↓↓↓

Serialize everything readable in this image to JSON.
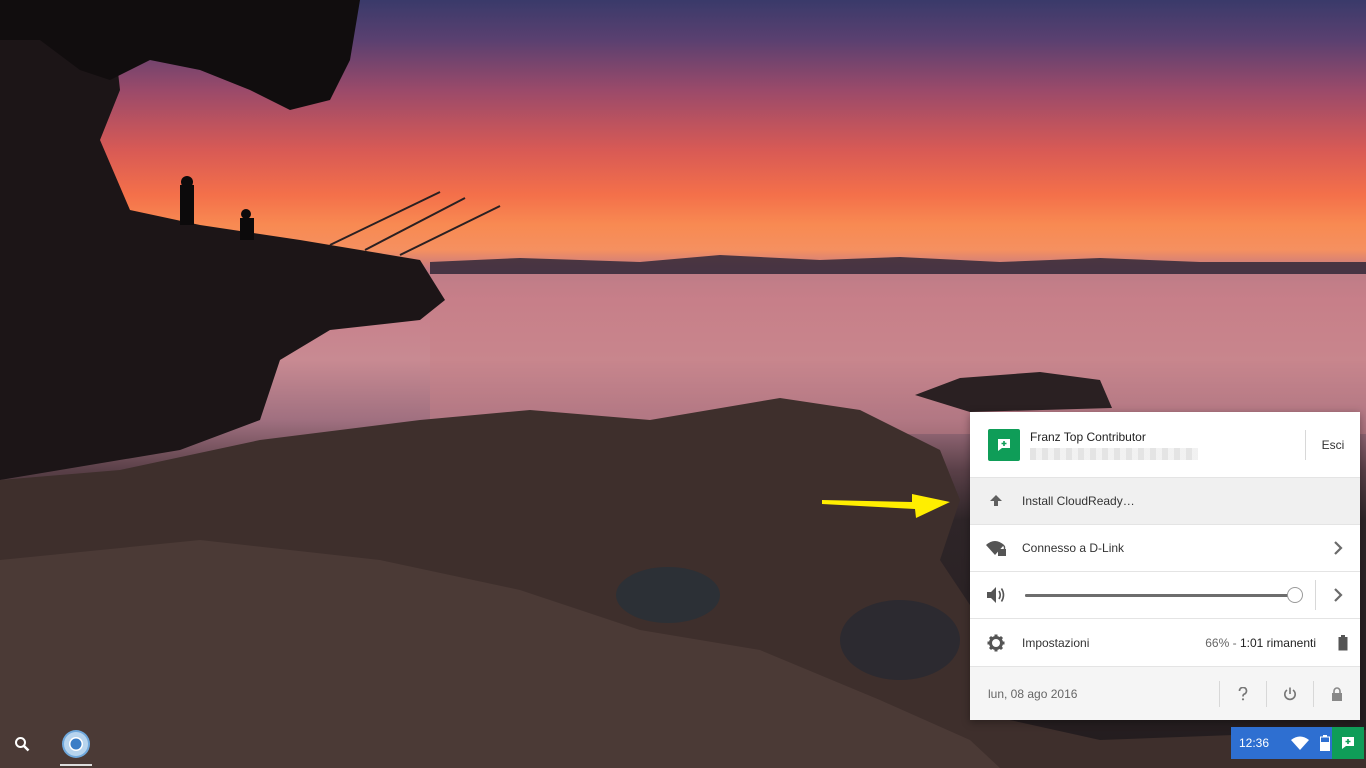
{
  "tray": {
    "user": {
      "name": "Franz Top Contributor",
      "signout_label": "Esci"
    },
    "install_label": "Install CloudReady…",
    "network_label": "Connesso a D-Link",
    "volume": {
      "level": 0.98
    },
    "settings_label": "Impostazioni",
    "battery": {
      "percent": "66%",
      "separator": " - ",
      "remaining": "1:01 rimanenti"
    },
    "date": "lun, 08 ago 2016",
    "footer_icons": [
      "help-icon",
      "power-icon",
      "lock-icon"
    ]
  },
  "shelf": {
    "time": "12:36",
    "status_icons": [
      "wifi-icon",
      "battery-icon",
      "notification-icon"
    ],
    "apps": [
      "launcher-search-icon",
      "chrome-icon"
    ]
  },
  "colors": {
    "accent_blue": "#2e6fd1",
    "notification_green": "#0f9d58",
    "arrow_yellow": "#ffee00"
  }
}
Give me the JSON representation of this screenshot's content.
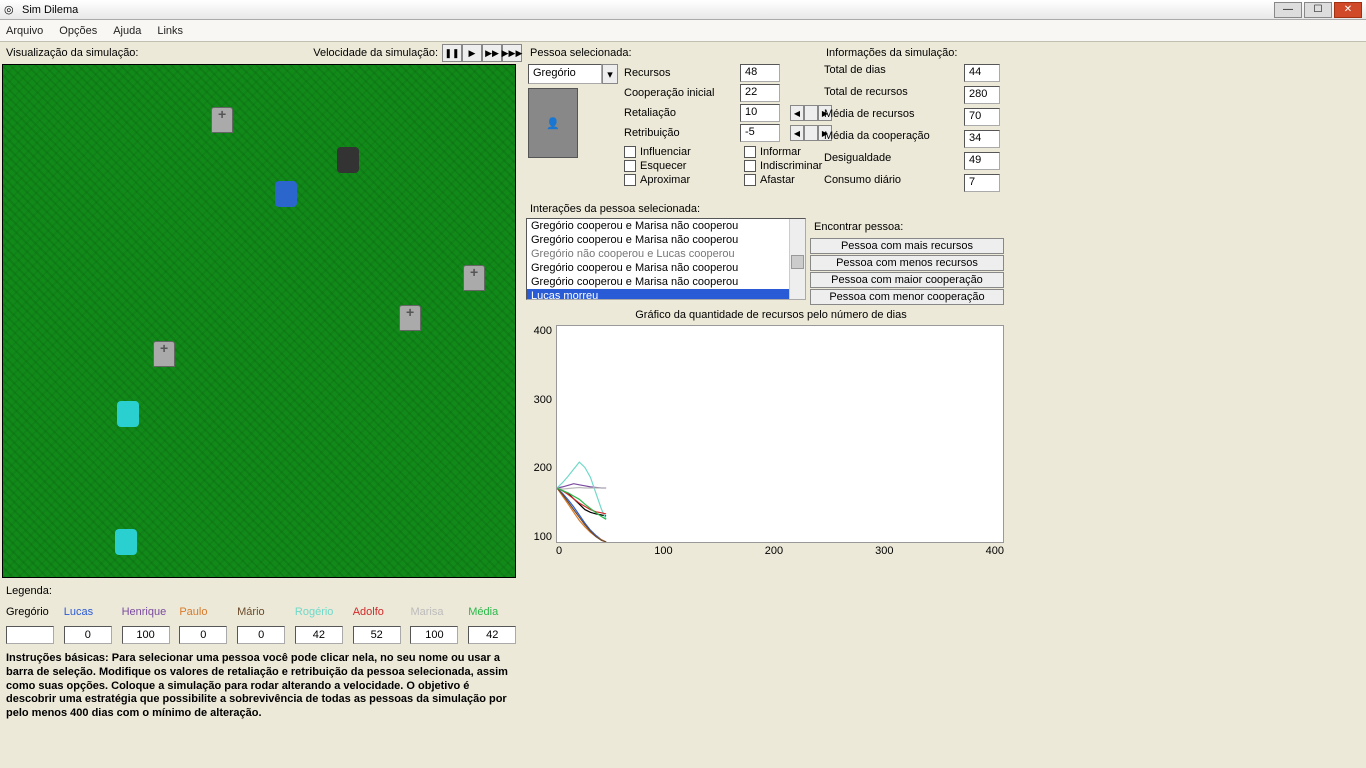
{
  "window": {
    "title": "Sim Dilema"
  },
  "menu": {
    "arquivo": "Arquivo",
    "opcoes": "Opções",
    "ajuda": "Ajuda",
    "links": "Links"
  },
  "viz": {
    "label": "Visualização da simulação:"
  },
  "speed": {
    "label": "Velocidade da simulação:"
  },
  "person_panel": {
    "header": "Pessoa selecionada:",
    "selected": "Gregório",
    "fields": {
      "recursos_l": "Recursos",
      "recursos_v": "48",
      "coop_l": "Cooperação inicial",
      "coop_v": "22",
      "retal_l": "Retaliação",
      "retal_v": "10",
      "retrib_l": "Retribuição",
      "retrib_v": "-5"
    },
    "checks": {
      "influenciar": "Influenciar",
      "informar": "Informar",
      "esquecer": "Esquecer",
      "indiscriminar": "Indiscriminar",
      "aproximar": "Aproximar",
      "afastar": "Afastar"
    }
  },
  "siminfo": {
    "header": "Informações da simulação:",
    "rows": {
      "dias_l": "Total de dias",
      "dias_v": "44",
      "rec_l": "Total de recursos",
      "rec_v": "280",
      "mrec_l": "Média de recursos",
      "mrec_v": "70",
      "mcoop_l": "Média da cooperação",
      "mcoop_v": "34",
      "desig_l": "Desigualdade",
      "desig_v": "49",
      "cons_l": "Consumo diário",
      "cons_v": "7"
    }
  },
  "interactions": {
    "header": "Interações da pessoa selecionada:",
    "items": [
      "Gregório cooperou e Marisa não cooperou",
      "Gregório cooperou e Marisa não cooperou",
      "Gregório não cooperou e Lucas cooperou",
      "Gregório cooperou e Marisa não cooperou",
      "Gregório cooperou e Marisa não cooperou",
      "Lucas morreu"
    ]
  },
  "find": {
    "header": "Encontrar pessoa:",
    "b1": "Pessoa com mais recursos",
    "b2": "Pessoa com menos recursos",
    "b3": "Pessoa com maior cooperação",
    "b4": "Pessoa com menor cooperação"
  },
  "legend": {
    "header": "Legenda:",
    "names": [
      "Gregório",
      "Lucas",
      "Henrique",
      "Paulo",
      "Mário",
      "Rogério",
      "Adolfo",
      "Marisa",
      "Média"
    ],
    "colors": [
      "#000000",
      "#2a5bd7",
      "#7a4aa0",
      "#d87a2a",
      "#6a4a2a",
      "#6fd9c9",
      "#d02a2a",
      "#bbbbbb",
      "#2ab84a"
    ],
    "values": [
      "",
      "0",
      "100",
      "0",
      "0",
      "42",
      "52",
      "100",
      "42"
    ]
  },
  "instructions": "Instruções básicas: Para selecionar uma pessoa você pode clicar nela, no seu nome ou usar a barra de seleção. Modifique os valores de retaliação e retribuição da pessoa selecionada, assim como suas opções. Coloque a simulação para rodar alterando a velocidade. O objetivo é descobrir uma estratégia que possibilite a sobrevivência de todas as pessoas da simulação por pelo menos 400 dias com o mínimo de alteração.",
  "chart": {
    "title": "Gráfico da quantidade de recursos pelo número de dias",
    "yticks": [
      "400",
      "300",
      "200",
      "100"
    ],
    "xticks": [
      "0",
      "100",
      "200",
      "300",
      "400"
    ]
  },
  "chart_data": {
    "type": "line",
    "title": "Gráfico da quantidade de recursos pelo número de dias",
    "xlabel": "",
    "ylabel": "",
    "xlim": [
      0,
      400
    ],
    "ylim": [
      0,
      400
    ],
    "x": [
      0,
      5,
      10,
      15,
      20,
      25,
      30,
      35,
      40,
      44
    ],
    "series": [
      {
        "name": "Gregório",
        "color": "#000000",
        "values": [
          100,
          95,
          90,
          80,
          70,
          60,
          55,
          52,
          50,
          48
        ]
      },
      {
        "name": "Lucas",
        "color": "#2a5bd7",
        "values": [
          100,
          90,
          78,
          65,
          50,
          35,
          22,
          12,
          4,
          0
        ]
      },
      {
        "name": "Henrique",
        "color": "#7a4aa0",
        "values": [
          100,
          102,
          105,
          108,
          106,
          104,
          102,
          101,
          100,
          100
        ]
      },
      {
        "name": "Paulo",
        "color": "#d87a2a",
        "values": [
          100,
          85,
          70,
          55,
          40,
          28,
          18,
          10,
          4,
          0
        ]
      },
      {
        "name": "Mário",
        "color": "#6a4a2a",
        "values": [
          100,
          88,
          74,
          60,
          46,
          32,
          20,
          10,
          3,
          0
        ]
      },
      {
        "name": "Rogério",
        "color": "#6fd9c9",
        "values": [
          100,
          110,
          122,
          135,
          148,
          138,
          120,
          90,
          60,
          42
        ]
      },
      {
        "name": "Adolfo",
        "color": "#d02a2a",
        "values": [
          100,
          95,
          88,
          80,
          72,
          66,
          60,
          56,
          54,
          52
        ]
      },
      {
        "name": "Marisa",
        "color": "#bbbbbb",
        "values": [
          100,
          98,
          99,
          100,
          101,
          100,
          100,
          100,
          100,
          100
        ]
      },
      {
        "name": "Média",
        "color": "#2ab84a",
        "values": [
          100,
          95,
          91,
          85,
          79,
          70,
          62,
          54,
          47,
          42
        ]
      }
    ]
  }
}
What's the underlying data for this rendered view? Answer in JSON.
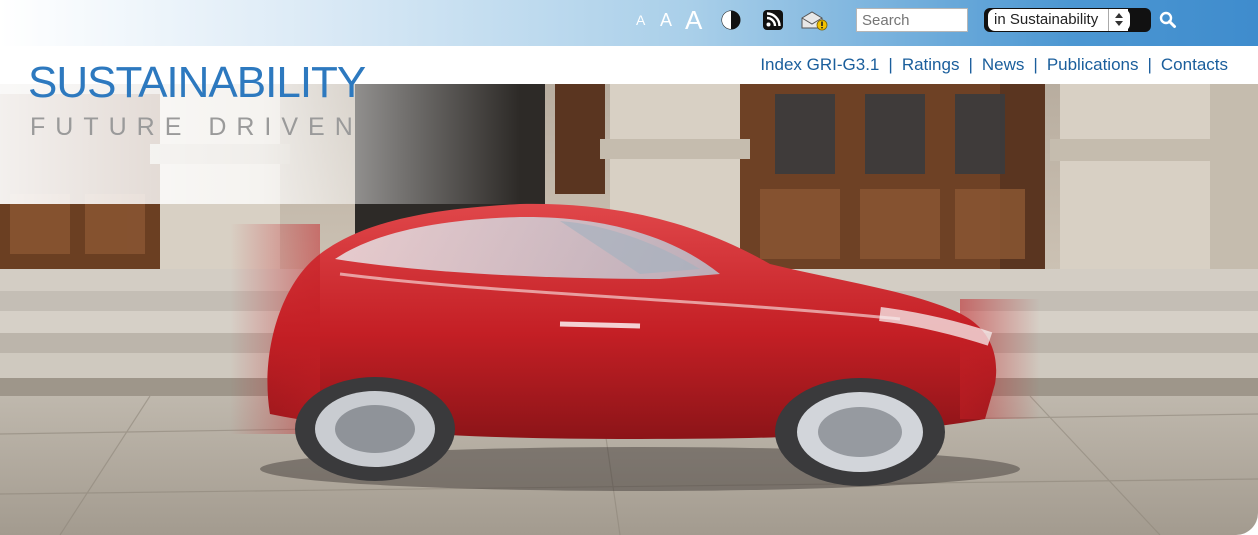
{
  "header": {
    "font_size_small": "A",
    "font_size_medium": "A",
    "font_size_large": "A",
    "search_placeholder": "Search",
    "search_scope": "in Sustainability"
  },
  "icons": [
    "contrast-icon",
    "rss-icon",
    "newsletter-icon",
    "search-icon"
  ],
  "nav": {
    "items": [
      {
        "label": "Index GRI-G3.1"
      },
      {
        "label": "Ratings"
      },
      {
        "label": "News"
      },
      {
        "label": "Publications"
      },
      {
        "label": "Contacts"
      }
    ],
    "separator": "|"
  },
  "logo": {
    "title": "SUSTAINABILITY",
    "subtitle": "FUTURE DRIVEN"
  },
  "colors": {
    "accent": "#1a5e9c",
    "logo_blue": "#2d79bf",
    "topbar_blue": "#3f8ccd",
    "car_red": "#c8242a"
  }
}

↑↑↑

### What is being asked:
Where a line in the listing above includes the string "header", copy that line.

### Finished task:
    "header": "Pessoa selecionada:",
    "header": "Informações da simulação:",
    "header": "Interações da pessoa selecionada:",
    "header": "Encontrar pessoa:",
    "header": "Legenda:",
  "header": {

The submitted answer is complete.